Identify and copy all lines of the material where the string "name" is found.
╭─ GIVEN RECORDS
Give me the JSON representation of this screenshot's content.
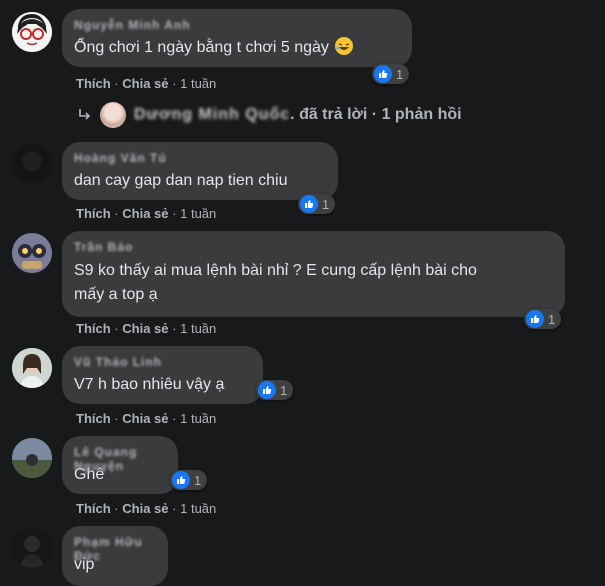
{
  "actions": {
    "like": "Thích",
    "share": "Chia sẻ",
    "sep": "·",
    "time": "1 tuần"
  },
  "comments": [
    {
      "name": "Nguyễn Minh Anh",
      "text": "Ổng chơi 1 ngày bằng t chơi 5 ngày",
      "emoji": "rolling-laughing-emoji",
      "reactions": "1",
      "reply": {
        "name": "Dương Minh Quốc",
        "summary": ". đã trả lời · 1 phản hồi"
      }
    },
    {
      "name": "Hoàng Văn Tú",
      "text": "dan cay gap dan nap tien chiu",
      "reactions": "1"
    },
    {
      "name": "Trần Bảo",
      "text": "S9 ko thấy ai mua lệnh bài nhỉ ? E cung cấp lệnh bài cho\nmấy a top ạ",
      "reactions": "1"
    },
    {
      "name": "Vũ Thảo Linh",
      "text": "V7 h bao nhiêu vậy ạ",
      "reactions": "1"
    },
    {
      "name": "Lê Quang Nguyện",
      "text": "Ghê",
      "reactions": "1"
    },
    {
      "name": "Phạm Hữu Đức",
      "text": "vip",
      "reactions": ""
    }
  ],
  "colors": {
    "background": "#18191a",
    "bubble": "#3a3b3c",
    "like": "#1877f2",
    "secondary_text": "#b0b3b8"
  }
}
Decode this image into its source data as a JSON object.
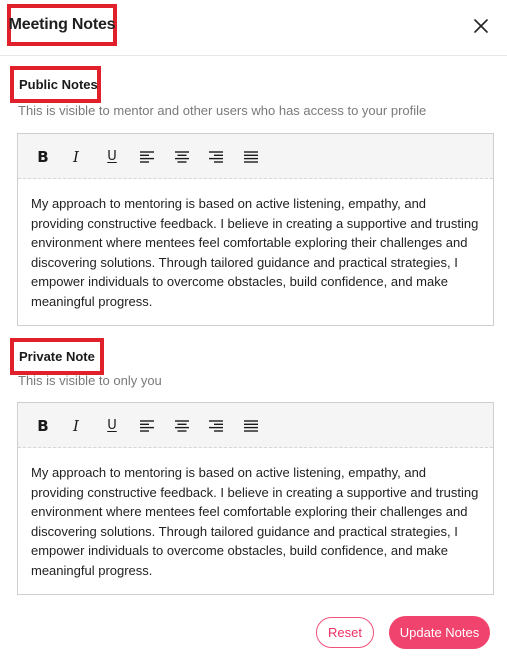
{
  "modal": {
    "title": "Meeting Notes",
    "close_icon": "close-icon"
  },
  "public_notes": {
    "label": "Public Notes",
    "description": "This is visible to mentor and other users who has access to your profile",
    "content": "My approach to mentoring is based on active listening, empathy, and providing constructive feedback. I believe in creating a supportive and trusting environment where mentees feel comfortable exploring their challenges and discovering solutions. Through tailored guidance and practical strategies, I empower individuals to overcome obstacles, build confidence, and make meaningful progress."
  },
  "private_note": {
    "label": "Private Note",
    "description": "This is visible to only  you",
    "content": "My approach to mentoring is based on active listening, empathy, and providing constructive feedback. I believe in creating a supportive and trusting environment where mentees feel comfortable exploring their challenges and discovering solutions. Through tailored guidance and practical strategies, I empower individuals to overcome obstacles, build confidence, and make meaningful progress."
  },
  "toolbar": {
    "bold": "B",
    "italic": "I",
    "underline": "U",
    "icons": [
      "bold-icon",
      "italic-icon",
      "underline-icon",
      "align-left-icon",
      "align-center-icon",
      "align-right-icon",
      "align-justify-icon"
    ]
  },
  "actions": {
    "reset_label": "Reset",
    "update_label": "Update Notes"
  },
  "colors": {
    "highlight_border": "#e0202a",
    "accent": "#f0436e",
    "toolbar_bg": "#f5f5f5",
    "muted_text": "#7a7a7a"
  }
}
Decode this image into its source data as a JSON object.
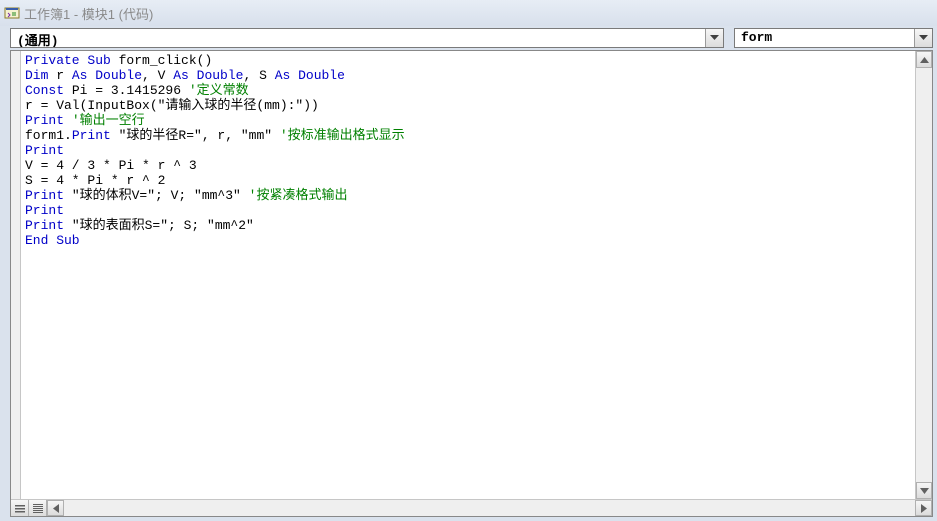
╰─
> **TASK ANSWER**:
      "name": "Nguyễn Minh Anh",
        "name": "Dương Minh Quốc",
      "name": "Hoàng Văn Tú",
      "name": "Trần Bảo",
      "name": "Vũ Thảo Linh",
      "name": "Lê Quang Nguyện",
      "name": "Phạm Hữu Đức",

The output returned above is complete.